But what about the product? Take a look above at these beautiful stained floors. These are Signature Cherry floors from Teragren.
Teragren floors are available at retailers across Canada.
You know when you see obnoxious people in suits walking down the street with borg-like devices in their ears talking to what appears to be nobody in particular? Those gadgets in their ears are what’s called Bluetooth devices, and they hook up with your mobile phone and other devices to allow you to talk hands-free. By nature of the beast, these Bluetooth devices spend most of their time exposed to light.
Finnish company Iqua has taken advantage of this, and has slapped solar panels on the front of the Iqua SUN BHS-603 model so as to recharge it as you walk. Capable of up to 12 hours talk time on a full charge, it will absorb light from any source – indoor or outdoor – to power the device.

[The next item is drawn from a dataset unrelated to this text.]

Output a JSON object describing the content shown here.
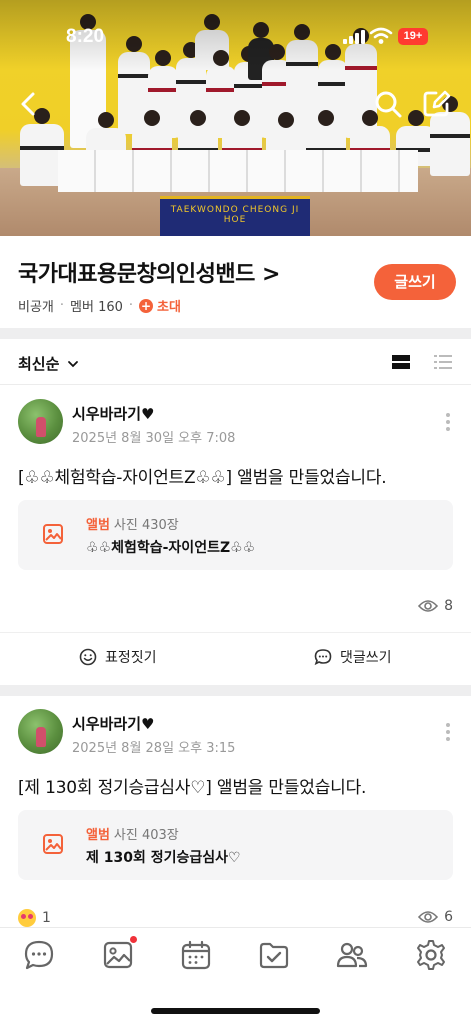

Comparable in size and capabilities to traditionally powered Bluetooth devices, the Iqua Sun won’t save the planet on its own, but what it does do is illustrate a brilliant environmentally friendly technology that will actually cause the product to have an advantage over its competitors: Its ability to remain continually charged as long as it’s exposed to light means it’s one less detail for very busy and important people to worry about in their very busy and important day.
The Iqua Sun will be available in stores shortly.
Last week I blogged about CES going green, with several environmental initiatives including using some environmentally friendly carpeting, purchasing of carbon credits, etc. ecochick was impressed. However, the reality is fairly different than the hype. For example, in wandering around the halls, I did not lay eyes on one recycling bin. And with the dry, recycled Vegas air in the convention center, there was a whole lot of bottled water being consumed. Based on my own experience, ALL of these bottles are heading for the landfill.
Any other green initiatives were well hidden on the part of CES. One of the most effective things an organization can do for the environment is to set an example. CES took a few steps, but they really didn’t make a point of telling anyone at the show. This is crucial. When you tell someone the fantastic product you’re using is environmentally friendly, it encourages the consumer who experiences the product to start thinking of environmentally products in a different way, to look at them as viable options instead of “alternative”. CES wasted this opportunity. Why not create environmentally friendly signage in the Central Hall saying “this awesome carpet is recycled?” Why not have huge recycling bins everywhere? Why not have signage in all the food centers saying “the packaging used here is entirely biodegradeable?”
ecochick strives to be positive and bring you news on organizations that are creating positive change for the earth. Unfortunately, in this case, ecochick is bringing out the rarely used ecotwerp label. CES has not only not come through on its own claims of sustainability, it squandered an excellent opportunity to show itself as a trend leader and expose environmentally friendly products at the same time.
Be honest: How many old cell phones do you have kicking around in your junk drawer? The old brick phone, the phone from your first job, the old monochrome screen phone with that annoying ringtone. They’re all around somewhere, and they all have batteries with toxic chemicals that really need to be kept out of a landfill.
The Call2Recycle organization helps you with that. Their network of affiliated organizations allows you to take your old rechargeable batteries from devices such as those in cordless power tools, cellular and cordless phones, laptop computers, camcorders, digital cameras, and remote control toys, and recycle them. You can search their website to find a convenient location. Their website also has lots of resources to talk about their recycling program and spread the word. Check it out at http://www.call2recycle.org